**SOURCE DATA**
------------------------
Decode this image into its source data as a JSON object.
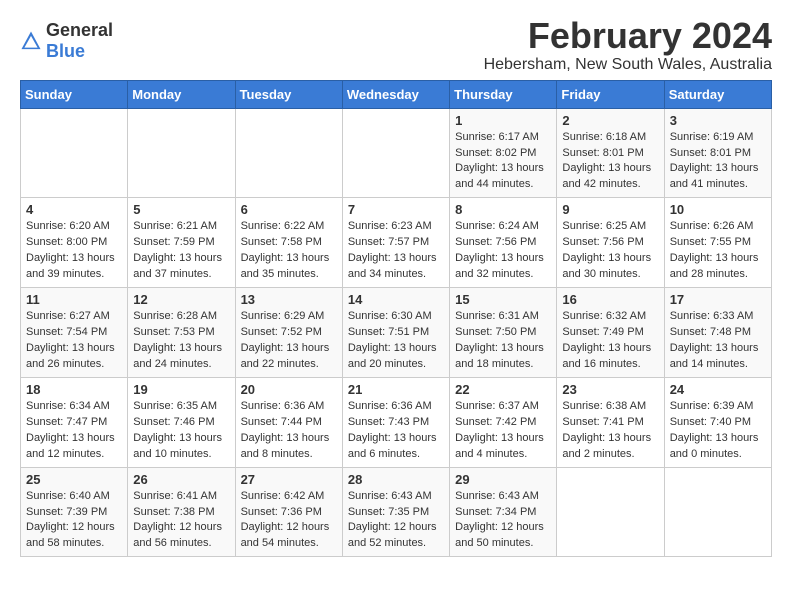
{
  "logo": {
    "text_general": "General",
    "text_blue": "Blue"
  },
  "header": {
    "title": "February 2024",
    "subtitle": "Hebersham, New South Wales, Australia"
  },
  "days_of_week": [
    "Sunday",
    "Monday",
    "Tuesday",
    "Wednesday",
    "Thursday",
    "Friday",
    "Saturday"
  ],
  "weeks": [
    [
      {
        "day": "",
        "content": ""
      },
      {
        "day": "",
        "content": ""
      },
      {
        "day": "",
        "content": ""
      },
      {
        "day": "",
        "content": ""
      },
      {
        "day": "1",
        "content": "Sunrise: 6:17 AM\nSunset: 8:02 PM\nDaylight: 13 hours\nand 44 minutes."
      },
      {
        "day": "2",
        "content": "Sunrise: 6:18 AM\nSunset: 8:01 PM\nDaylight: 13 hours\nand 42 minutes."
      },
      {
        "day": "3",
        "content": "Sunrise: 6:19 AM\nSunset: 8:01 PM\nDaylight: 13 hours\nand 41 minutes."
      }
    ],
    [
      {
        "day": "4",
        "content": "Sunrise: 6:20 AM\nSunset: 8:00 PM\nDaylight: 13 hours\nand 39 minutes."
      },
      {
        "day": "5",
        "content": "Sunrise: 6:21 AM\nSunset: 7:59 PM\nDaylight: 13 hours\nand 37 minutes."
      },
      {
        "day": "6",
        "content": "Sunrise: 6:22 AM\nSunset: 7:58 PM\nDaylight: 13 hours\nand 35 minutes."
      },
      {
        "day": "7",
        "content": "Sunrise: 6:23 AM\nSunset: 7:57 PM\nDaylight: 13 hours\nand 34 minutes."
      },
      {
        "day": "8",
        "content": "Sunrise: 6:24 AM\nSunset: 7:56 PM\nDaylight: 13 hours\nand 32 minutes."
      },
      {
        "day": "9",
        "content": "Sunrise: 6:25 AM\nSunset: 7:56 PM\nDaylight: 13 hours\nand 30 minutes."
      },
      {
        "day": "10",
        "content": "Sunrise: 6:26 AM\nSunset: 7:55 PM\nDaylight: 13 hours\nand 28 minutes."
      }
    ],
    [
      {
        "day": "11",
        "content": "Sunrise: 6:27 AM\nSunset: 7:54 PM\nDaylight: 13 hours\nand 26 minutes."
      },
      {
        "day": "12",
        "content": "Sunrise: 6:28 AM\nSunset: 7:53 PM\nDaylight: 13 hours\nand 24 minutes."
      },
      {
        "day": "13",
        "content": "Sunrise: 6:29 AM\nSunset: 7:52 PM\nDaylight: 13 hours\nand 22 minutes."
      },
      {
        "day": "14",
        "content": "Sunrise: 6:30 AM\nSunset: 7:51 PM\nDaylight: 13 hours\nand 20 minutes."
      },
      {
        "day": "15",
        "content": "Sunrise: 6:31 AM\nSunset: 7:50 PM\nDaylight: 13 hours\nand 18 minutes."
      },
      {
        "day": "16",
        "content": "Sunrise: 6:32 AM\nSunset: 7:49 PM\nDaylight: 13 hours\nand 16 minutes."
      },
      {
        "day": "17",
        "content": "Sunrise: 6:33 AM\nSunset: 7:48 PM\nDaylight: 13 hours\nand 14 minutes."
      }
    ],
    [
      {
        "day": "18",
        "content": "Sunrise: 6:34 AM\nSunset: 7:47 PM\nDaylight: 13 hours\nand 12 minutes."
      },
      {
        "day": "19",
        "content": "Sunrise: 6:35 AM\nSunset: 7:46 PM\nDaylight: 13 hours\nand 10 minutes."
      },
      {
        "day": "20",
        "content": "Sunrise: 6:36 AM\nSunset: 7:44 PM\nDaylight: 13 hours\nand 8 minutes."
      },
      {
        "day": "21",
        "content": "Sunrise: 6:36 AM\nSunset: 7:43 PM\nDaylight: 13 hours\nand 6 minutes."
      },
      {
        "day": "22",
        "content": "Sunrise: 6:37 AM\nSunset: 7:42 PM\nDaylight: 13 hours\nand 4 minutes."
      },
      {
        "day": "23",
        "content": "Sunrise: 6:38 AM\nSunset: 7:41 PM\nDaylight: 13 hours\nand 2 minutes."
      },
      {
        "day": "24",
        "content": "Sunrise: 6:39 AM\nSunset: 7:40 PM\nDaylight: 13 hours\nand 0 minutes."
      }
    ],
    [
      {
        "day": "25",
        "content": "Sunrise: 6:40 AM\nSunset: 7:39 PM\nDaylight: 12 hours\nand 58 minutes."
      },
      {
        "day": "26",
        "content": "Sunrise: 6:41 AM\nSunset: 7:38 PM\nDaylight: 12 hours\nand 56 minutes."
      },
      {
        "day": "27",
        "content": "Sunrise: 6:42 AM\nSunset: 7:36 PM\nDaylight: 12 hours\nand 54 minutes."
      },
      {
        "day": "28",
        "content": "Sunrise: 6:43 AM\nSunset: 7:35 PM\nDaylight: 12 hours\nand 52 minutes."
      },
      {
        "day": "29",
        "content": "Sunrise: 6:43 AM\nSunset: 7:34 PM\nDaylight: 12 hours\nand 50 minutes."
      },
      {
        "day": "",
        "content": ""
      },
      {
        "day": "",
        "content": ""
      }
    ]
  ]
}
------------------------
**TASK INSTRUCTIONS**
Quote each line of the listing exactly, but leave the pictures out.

**WRITTEN SOLUTION**
Decode this image into its source data as a JSON object.
{
  "logo": {
    "text_general": "General",
    "text_blue": "Blue"
  },
  "header": {
    "title": "February 2024",
    "subtitle": "Hebersham, New South Wales, Australia"
  },
  "days_of_week": [
    "Sunday",
    "Monday",
    "Tuesday",
    "Wednesday",
    "Thursday",
    "Friday",
    "Saturday"
  ],
  "weeks": [
    [
      {
        "day": "",
        "content": ""
      },
      {
        "day": "",
        "content": ""
      },
      {
        "day": "",
        "content": ""
      },
      {
        "day": "",
        "content": ""
      },
      {
        "day": "1",
        "content": "Sunrise: 6:17 AM\nSunset: 8:02 PM\nDaylight: 13 hours\nand 44 minutes."
      },
      {
        "day": "2",
        "content": "Sunrise: 6:18 AM\nSunset: 8:01 PM\nDaylight: 13 hours\nand 42 minutes."
      },
      {
        "day": "3",
        "content": "Sunrise: 6:19 AM\nSunset: 8:01 PM\nDaylight: 13 hours\nand 41 minutes."
      }
    ],
    [
      {
        "day": "4",
        "content": "Sunrise: 6:20 AM\nSunset: 8:00 PM\nDaylight: 13 hours\nand 39 minutes."
      },
      {
        "day": "5",
        "content": "Sunrise: 6:21 AM\nSunset: 7:59 PM\nDaylight: 13 hours\nand 37 minutes."
      },
      {
        "day": "6",
        "content": "Sunrise: 6:22 AM\nSunset: 7:58 PM\nDaylight: 13 hours\nand 35 minutes."
      },
      {
        "day": "7",
        "content": "Sunrise: 6:23 AM\nSunset: 7:57 PM\nDaylight: 13 hours\nand 34 minutes."
      },
      {
        "day": "8",
        "content": "Sunrise: 6:24 AM\nSunset: 7:56 PM\nDaylight: 13 hours\nand 32 minutes."
      },
      {
        "day": "9",
        "content": "Sunrise: 6:25 AM\nSunset: 7:56 PM\nDaylight: 13 hours\nand 30 minutes."
      },
      {
        "day": "10",
        "content": "Sunrise: 6:26 AM\nSunset: 7:55 PM\nDaylight: 13 hours\nand 28 minutes."
      }
    ],
    [
      {
        "day": "11",
        "content": "Sunrise: 6:27 AM\nSunset: 7:54 PM\nDaylight: 13 hours\nand 26 minutes."
      },
      {
        "day": "12",
        "content": "Sunrise: 6:28 AM\nSunset: 7:53 PM\nDaylight: 13 hours\nand 24 minutes."
      },
      {
        "day": "13",
        "content": "Sunrise: 6:29 AM\nSunset: 7:52 PM\nDaylight: 13 hours\nand 22 minutes."
      },
      {
        "day": "14",
        "content": "Sunrise: 6:30 AM\nSunset: 7:51 PM\nDaylight: 13 hours\nand 20 minutes."
      },
      {
        "day": "15",
        "content": "Sunrise: 6:31 AM\nSunset: 7:50 PM\nDaylight: 13 hours\nand 18 minutes."
      },
      {
        "day": "16",
        "content": "Sunrise: 6:32 AM\nSunset: 7:49 PM\nDaylight: 13 hours\nand 16 minutes."
      },
      {
        "day": "17",
        "content": "Sunrise: 6:33 AM\nSunset: 7:48 PM\nDaylight: 13 hours\nand 14 minutes."
      }
    ],
    [
      {
        "day": "18",
        "content": "Sunrise: 6:34 AM\nSunset: 7:47 PM\nDaylight: 13 hours\nand 12 minutes."
      },
      {
        "day": "19",
        "content": "Sunrise: 6:35 AM\nSunset: 7:46 PM\nDaylight: 13 hours\nand 10 minutes."
      },
      {
        "day": "20",
        "content": "Sunrise: 6:36 AM\nSunset: 7:44 PM\nDaylight: 13 hours\nand 8 minutes."
      },
      {
        "day": "21",
        "content": "Sunrise: 6:36 AM\nSunset: 7:43 PM\nDaylight: 13 hours\nand 6 minutes."
      },
      {
        "day": "22",
        "content": "Sunrise: 6:37 AM\nSunset: 7:42 PM\nDaylight: 13 hours\nand 4 minutes."
      },
      {
        "day": "23",
        "content": "Sunrise: 6:38 AM\nSunset: 7:41 PM\nDaylight: 13 hours\nand 2 minutes."
      },
      {
        "day": "24",
        "content": "Sunrise: 6:39 AM\nSunset: 7:40 PM\nDaylight: 13 hours\nand 0 minutes."
      }
    ],
    [
      {
        "day": "25",
        "content": "Sunrise: 6:40 AM\nSunset: 7:39 PM\nDaylight: 12 hours\nand 58 minutes."
      },
      {
        "day": "26",
        "content": "Sunrise: 6:41 AM\nSunset: 7:38 PM\nDaylight: 12 hours\nand 56 minutes."
      },
      {
        "day": "27",
        "content": "Sunrise: 6:42 AM\nSunset: 7:36 PM\nDaylight: 12 hours\nand 54 minutes."
      },
      {
        "day": "28",
        "content": "Sunrise: 6:43 AM\nSunset: 7:35 PM\nDaylight: 12 hours\nand 52 minutes."
      },
      {
        "day": "29",
        "content": "Sunrise: 6:43 AM\nSunset: 7:34 PM\nDaylight: 12 hours\nand 50 minutes."
      },
      {
        "day": "",
        "content": ""
      },
      {
        "day": "",
        "content": ""
      }
    ]
  ]
}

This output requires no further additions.